Experimental microscopic organs: enter the organoid
By Brian Oleksiw
One of the biggest challenges of researching organs in vivo (or as part of an entire, living organism) is that there is little room for error. Finding treatment for a patient’s kidney, intestine, heart, or any organ must be done carefully; if anything goes wrong, it’s the person’s life on the line. Enter the organoid.
First fully realized and developed in the early 2010s, an organoid is a miniaturized and simplified version of an organ produced in vitro (or outside the entire organism: on their own). The organoid has significant use for researchers as it can be grown, researched, then recreated if any treatments cause tissue harm. Isolating the treatments to an in vitro organ gives researchers flexibility; they can focus entirely on targeted treatments without worrying about harming a living patient.
Organoids are essentially just three-dimensional tissue cultures grown from stem cells. To get the organoids to grow “correctly,” scientists create a specific environment for the stem cells that allow them to follow their ingrained genetic instructions to organize in the specified structure.
This structure is tiny (anywhere from the width of a hair to around five millimeters), so it’s not as if researchers have a 1:1 scale human heart suspended in a lab! Using the specialized cell-culturing technique, scientists can grow an organoid of almost any organ in the human body: including the brain, heart, liver, kidney, and lungs.
Having an unparalleled way to observe how an organ reacts to disease or treatment has given scientists a powerful tool they’ve never had before. Now researchers can target one organ at a time and track results in real-time.
As exciting as organoids are for researchers, more work still needs to be done. Namely, researchers want organoids to be more advanced to better simulate the complexity of the in vivo (within the body) environment. As of now, organoids lack vascular and immune cells, which means there is a strict limit on how big they can grow without cell death. They are also not interconnected with other cells and tissues, so they are unable to capture the full repertoire of interactions found in the body, such as immune signaling and metabolic feedback. This is a huge drawback for organoids versus in vivo research.
In addition to this, organoids can have variability: between batches of organoids from the same starting material, within a culture, or even between areas of an organoid itself. This means that organoids are not perfectly uniform even if they are grown the same way using the same materials. This variability will need to be reduced to increase the reliability of research using organoids.
Despite some of the challenges with organoids, they remain a useful tool used in several fascinating studies. The ability to generate an essentially unlimited amount of tissue to test is the primary strength of organoids, particularly in rare disease research. Developing treatments for rare disease can be difficult due to relatively small affected populations, an issue which could be dramatically mitigated with organoid use.

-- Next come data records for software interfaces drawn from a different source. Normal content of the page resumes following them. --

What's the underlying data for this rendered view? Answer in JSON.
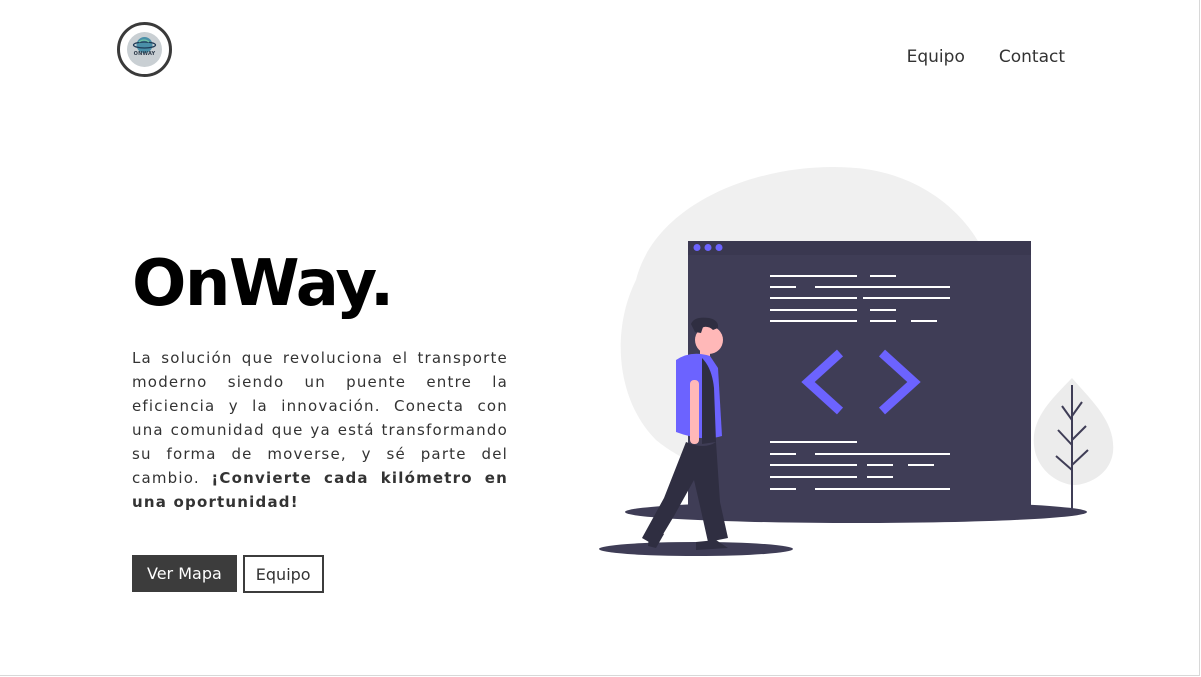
{
  "header": {
    "logo_text": "ONWAY",
    "nav": [
      {
        "label": "Equipo"
      },
      {
        "label": "Contact"
      }
    ]
  },
  "hero": {
    "title": "OnWay.",
    "description": "La solución que revoluciona el transporte moderno siendo un puente entre la eficiencia y la innovación. Conecta con una comunidad que ya está transformando su forma de moverse, y sé parte del cambio.",
    "description_bold": "¡Convierte cada kilómetro en una oportunidad!",
    "primary_button": "Ver Mapa",
    "secondary_button": "Equipo"
  },
  "colors": {
    "accent": "#6c63ff",
    "dark": "#3f3d56",
    "button_bg": "#3c3c3c"
  },
  "icons": {
    "logo": "globe-logo-icon",
    "illustration": "developer-code-window-illustration"
  }
}
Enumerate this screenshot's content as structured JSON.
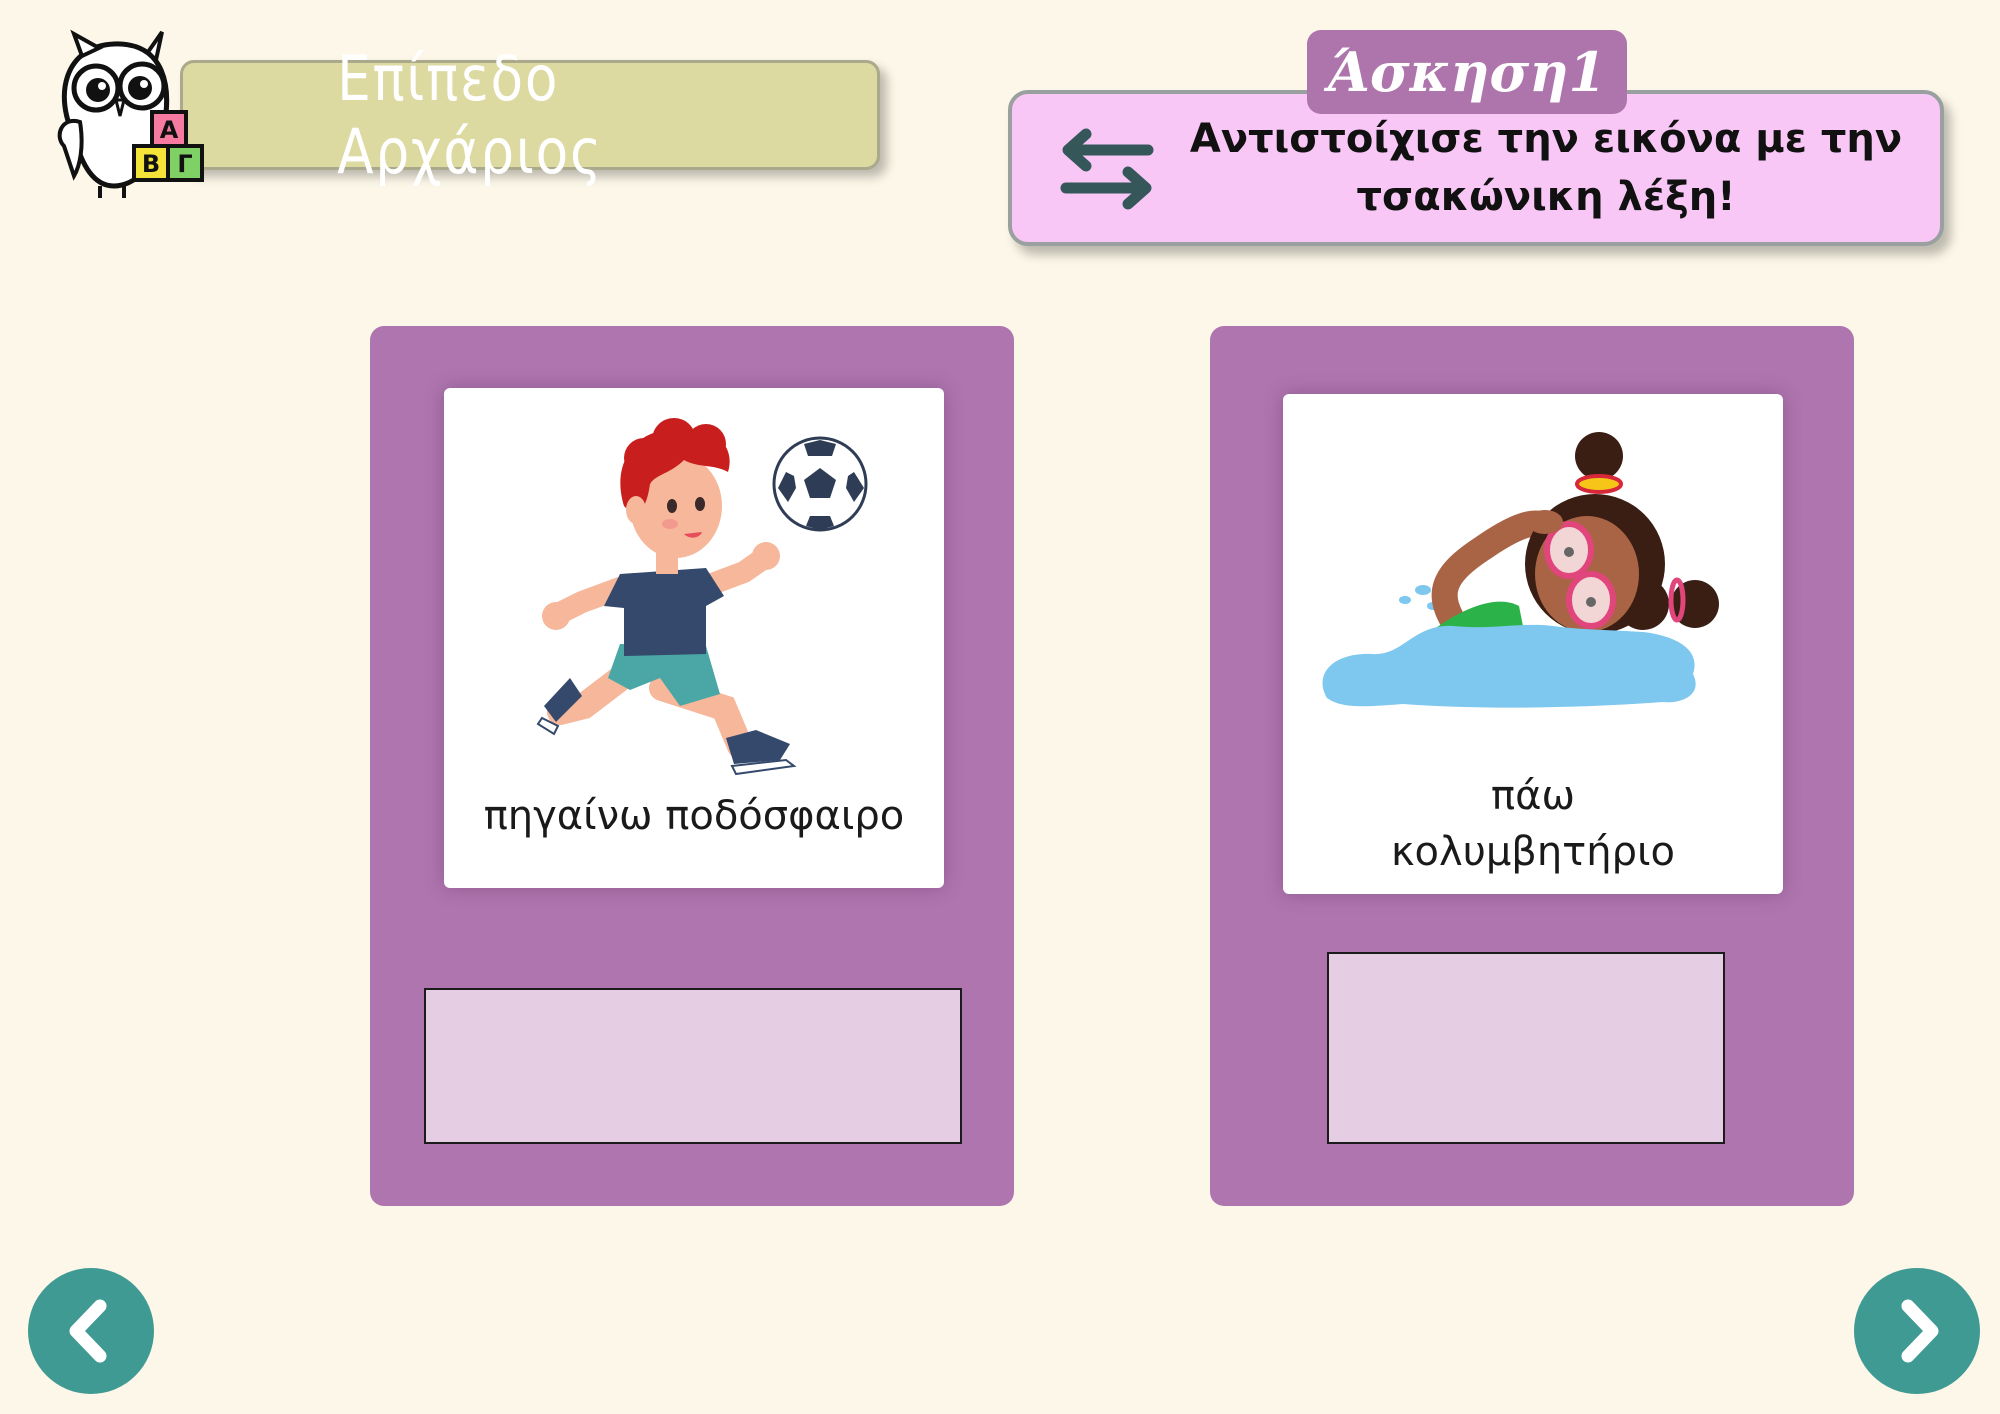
{
  "header": {
    "level_label": "Επίπεδο Αρχάριος",
    "logo_blocks": [
      "A",
      "B",
      "Γ"
    ]
  },
  "exercise": {
    "tag": "Άσκηση1",
    "instruction": "Αντιστοίχισε την εικόνα με την τσακώνικη λέξη!",
    "instruction_icon": "swap-arrows-icon"
  },
  "cards": [
    {
      "illustration": "boy-playing-football",
      "word": "πηγαίνω ποδόσφαιρο",
      "answer_value": ""
    },
    {
      "illustration": "girl-swimming",
      "word_line1": "πάω",
      "word_line2": "κολυμβητήριο",
      "answer_value": ""
    }
  ],
  "navigation": {
    "prev_icon": "chevron-left-icon",
    "next_icon": "chevron-right-icon"
  },
  "colors": {
    "background": "#fcf7e8",
    "card": "#ae75ae",
    "slot": "#e5cde3",
    "nav": "#3f9a93",
    "level_banner": "#dcd9a1",
    "instruction_box": "#f8c7f6"
  }
}
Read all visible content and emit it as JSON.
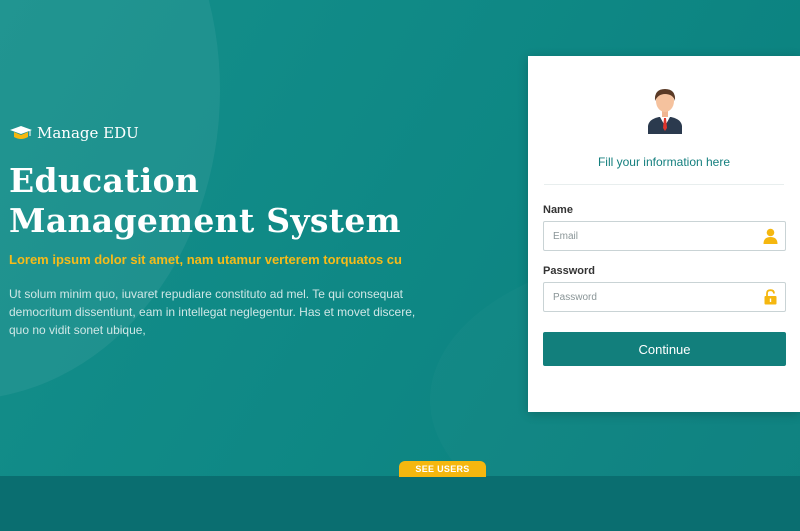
{
  "brand": {
    "name": "Manage EDU",
    "icon": "graduation-cap-icon",
    "icon_color": "#f5b70f"
  },
  "hero": {
    "title_line1": "Education",
    "title_line2": "Management System",
    "subtitle": "Lorem ipsum dolor sit amet, nam utamur verterem torquatos cu",
    "description": "Ut solum minim quo, iuvaret repudiare constituto ad mel. Te qui consequat democritum dissentiunt, eam in intellegat neglegentur. Has et movet discere, quo no vidit sonet ubique,"
  },
  "login": {
    "avatar_icon": "user-avatar-icon",
    "heading": "Fill your information here",
    "name_label": "Name",
    "name_placeholder": "Email",
    "name_icon": "user-icon",
    "password_label": "Password",
    "password_placeholder": "Password",
    "password_icon": "lock-icon",
    "submit_label": "Continue"
  },
  "footer": {
    "see_users_label": "SEE USERS"
  },
  "colors": {
    "background": "#0f8784",
    "accent": "#f5b70f",
    "primary_button": "#127f7c"
  }
}
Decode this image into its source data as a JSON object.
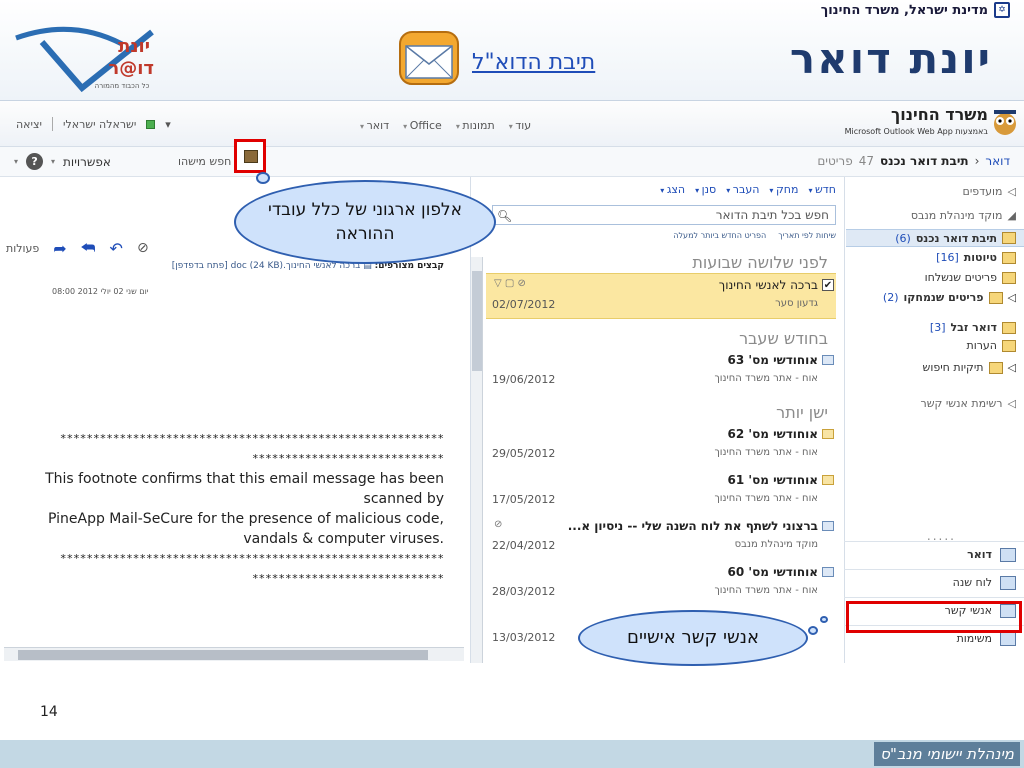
{
  "slide": {
    "gov_line": "מדינת ישראל, משרד החינוך",
    "title": "יונת דואר",
    "mailbox_link": "תיבת הדוא\"ל",
    "logo_text_top": "יונת",
    "logo_text_bottom": "דו@ר",
    "logo_caption": "כל הכבוד מהמורה",
    "page_number": "14",
    "footer": "מינהלת יישומי מנב\"ס"
  },
  "owa": {
    "ministry": "משרד החינוך",
    "app_name": "Microsoft Outlook Web App",
    "app_sub": "באמצעות",
    "menu": [
      "דואר",
      "Office",
      "תמונות",
      "עוד"
    ],
    "user": "ישראלה ישראלי",
    "signout": "יציאה",
    "breadcrumb": {
      "root": "דואר",
      "folder": "תיבת דואר נכנס",
      "count": "47",
      "count_label": "פריטים"
    },
    "options": "אפשרויות",
    "search_people": "חפש מישהו",
    "help": "?"
  },
  "nav": {
    "favorites": "מועדפים",
    "group": "מוקד מינהלת מנבס",
    "inbox": "תיבת דואר נכנס",
    "inbox_count": "(6)",
    "drafts": "טיוטות",
    "drafts_count": "[16]",
    "sent": "פריטים שנשלחו",
    "deleted": "פריטים שנמחקו",
    "deleted_count": "(2)",
    "junk": "דואר זבל",
    "junk_count": "[3]",
    "notes": "הערות",
    "search_folders": "תיקיות חיפוש",
    "contact_list": "רשימת אנשי קשר",
    "dots": ".....",
    "tabs": [
      "דואר",
      "לוח שנה",
      "אנשי קשר",
      "משימות"
    ]
  },
  "list": {
    "toolbar": [
      "חדש",
      "מחק",
      "העבר",
      "סנן",
      "הצג"
    ],
    "search_placeholder": "חפש בכל תיבת הדואר",
    "sort_by": "שיחות לפי תאריך",
    "sort_order": "הפריט החדש ביותר למעלה",
    "groups": [
      "לפני שלושה שבועות",
      "בחודש שעבר",
      "ישן יותר"
    ],
    "messages": [
      {
        "subject": "ברכה לאנשי החינוך",
        "from": "גדעון סער",
        "date": "02/07/2012"
      },
      {
        "subject": "אוחודשי מס' 63",
        "from": "אוח - אתר משרד החינוך",
        "date": "19/06/2012"
      },
      {
        "subject": "אוחודשי מס' 62",
        "from": "אוח - אתר משרד החינוך",
        "date": "29/05/2012"
      },
      {
        "subject": "אוחודשי מס' 61",
        "from": "אוח - אתר משרד החינוך",
        "date": "17/05/2012"
      },
      {
        "subject": "ברצוני לשתף את לוח השנה שלי -- ניסיון א...",
        "from": "מוקד מינהלת מנבס",
        "date": "22/04/2012"
      },
      {
        "subject": "אוחודשי מס' 60",
        "from": "אוח - אתר משרד החינוך",
        "date": "28/03/2012"
      },
      {
        "subject": "",
        "from": "",
        "date": "13/03/2012"
      }
    ]
  },
  "reading": {
    "actions": "פעולות",
    "attach_label": "קבצים מצורפים:",
    "attach_file": "ברכה לאנשי החינוך.doc (24 KB)",
    "attach_open": "[פתח בדפדפן]",
    "date_line": "יום שני 02 יולי 2012 08:00",
    "stars_long": "**********************************************************",
    "stars_short": "*****************************",
    "footnote1": "This footnote confirms that this email message has been scanned by",
    "footnote2": "PineApp Mail-SeCure for the presence of malicious code, vandals & computer viruses."
  },
  "callouts": {
    "addressbook": "אלפון ארגוני של כלל עובדי ההוראה",
    "contacts": "אנשי קשר אישיים"
  }
}
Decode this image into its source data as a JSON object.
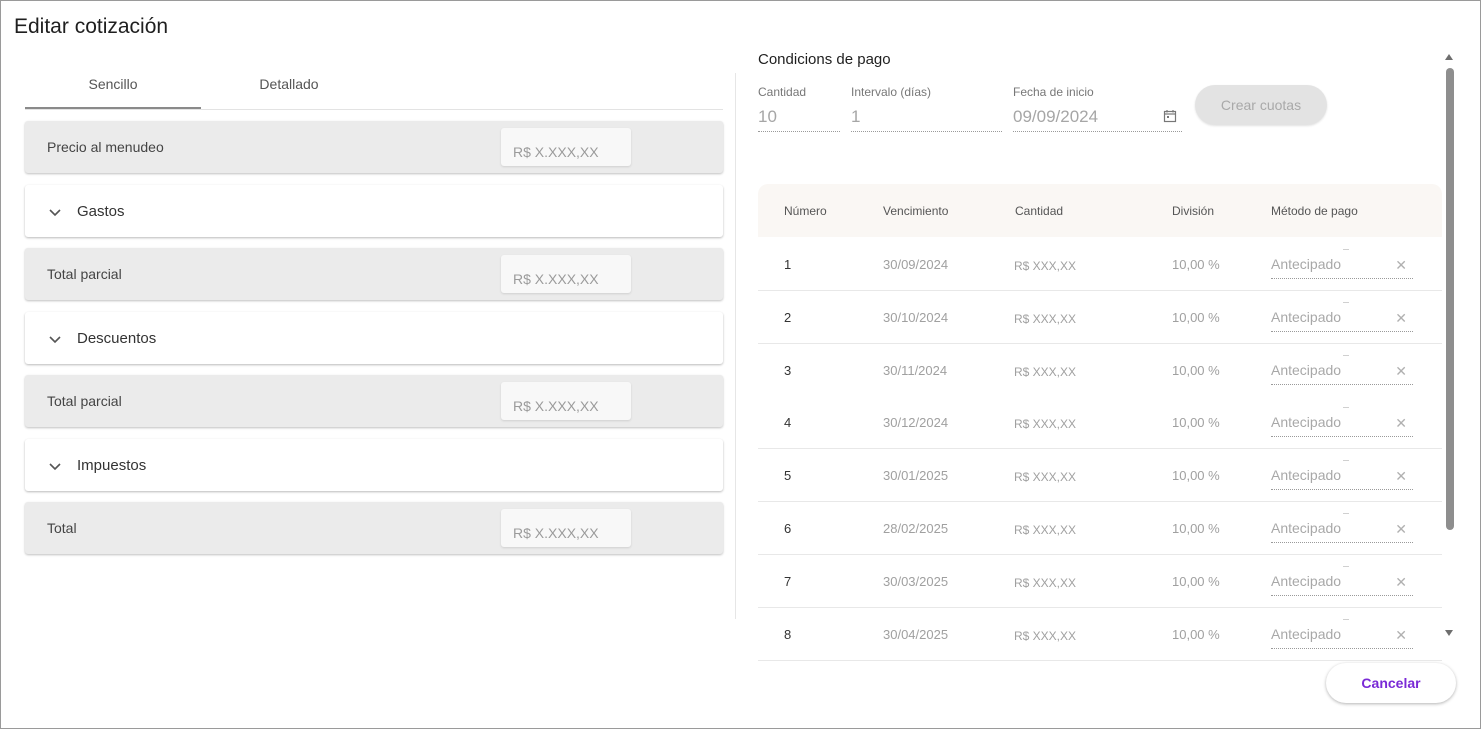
{
  "dialog": {
    "title": "Editar cotización"
  },
  "tabs": [
    {
      "label": "Sencillo",
      "active": true
    },
    {
      "label": "Detallado",
      "active": false
    }
  ],
  "summary": {
    "retail_price": {
      "label": "Precio al menudeo",
      "placeholder": "R$ X.XXX,XX"
    },
    "expenses": {
      "label": "Gastos"
    },
    "subtotal_1": {
      "label": "Total parcial",
      "placeholder": "R$ X.XXX,XX"
    },
    "discounts": {
      "label": "Descuentos"
    },
    "subtotal_2": {
      "label": "Total parcial",
      "placeholder": "R$ X.XXX,XX"
    },
    "taxes": {
      "label": "Impuestos"
    },
    "total": {
      "label": "Total",
      "placeholder": "R$ X.XXX,XX"
    }
  },
  "payment_terms": {
    "title": "Condicions de pago",
    "quantity": {
      "label": "Cantidad",
      "value": "10"
    },
    "interval": {
      "label": "Intervalo (días)",
      "value": "1"
    },
    "start_date": {
      "label": "Fecha de inicio",
      "value": "09/09/2024"
    },
    "create_button": "Crear cuotas",
    "columns": [
      "Número",
      "Vencimiento",
      "Cantidad",
      "División",
      "Método de pago"
    ],
    "installments": [
      {
        "number": "1",
        "due": "30/09/2024",
        "amount": "R$ XXX,XX",
        "split": "10,00 %",
        "method": "Antecipado"
      },
      {
        "number": "2",
        "due": "30/10/2024",
        "amount": "R$ XXX,XX",
        "split": "10,00 %",
        "method": "Antecipado"
      },
      {
        "number": "3",
        "due": "30/11/2024",
        "amount": "R$ XXX,XX",
        "split": "10,00 %",
        "method": "Antecipado"
      },
      {
        "number": "4",
        "due": "30/12/2024",
        "amount": "R$ XXX,XX",
        "split": "10,00 %",
        "method": "Antecipado"
      },
      {
        "number": "5",
        "due": "30/01/2025",
        "amount": "R$ XXX,XX",
        "split": "10,00 %",
        "method": "Antecipado"
      },
      {
        "number": "6",
        "due": "28/02/2025",
        "amount": "R$ XXX,XX",
        "split": "10,00 %",
        "method": "Antecipado"
      },
      {
        "number": "7",
        "due": "30/03/2025",
        "amount": "R$ XXX,XX",
        "split": "10,00 %",
        "method": "Antecipado"
      },
      {
        "number": "8",
        "due": "30/04/2025",
        "amount": "R$ XXX,XX",
        "split": "10,00 %",
        "method": "Antecipado"
      }
    ]
  },
  "footer": {
    "cancel_button": "Cancelar"
  },
  "colors": {
    "accent": "#7a2ad6",
    "header_bg": "#faf7f4",
    "row_bg": "#ebebeb"
  },
  "icons": {
    "accordion": "chevron-down-icon",
    "date": "calendar-icon",
    "clear": "close-icon"
  }
}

Besides use in rare disease research, organoids have been used in other therapeutic studies, including examining brain neurons, misfiring stem cells, and even insulin production. The organoid can be used in any application where researchers want to take a closer look at a process. This visibility is even more powerful when it’s a process that is hard to observe in vivo or a rare process.
Organoids have a considerable upside for researchers. They can be grown relatively rapidly and cheaply, and they can model a variety of organs and structures within the body that researchers can fully observe. Due to this, despite the drawbacks of organoids being a relatively young technology, organoids are of high interest to a broad field of researchers, and they will continue to be developed as a potent weapon in the fight for personalized treatments.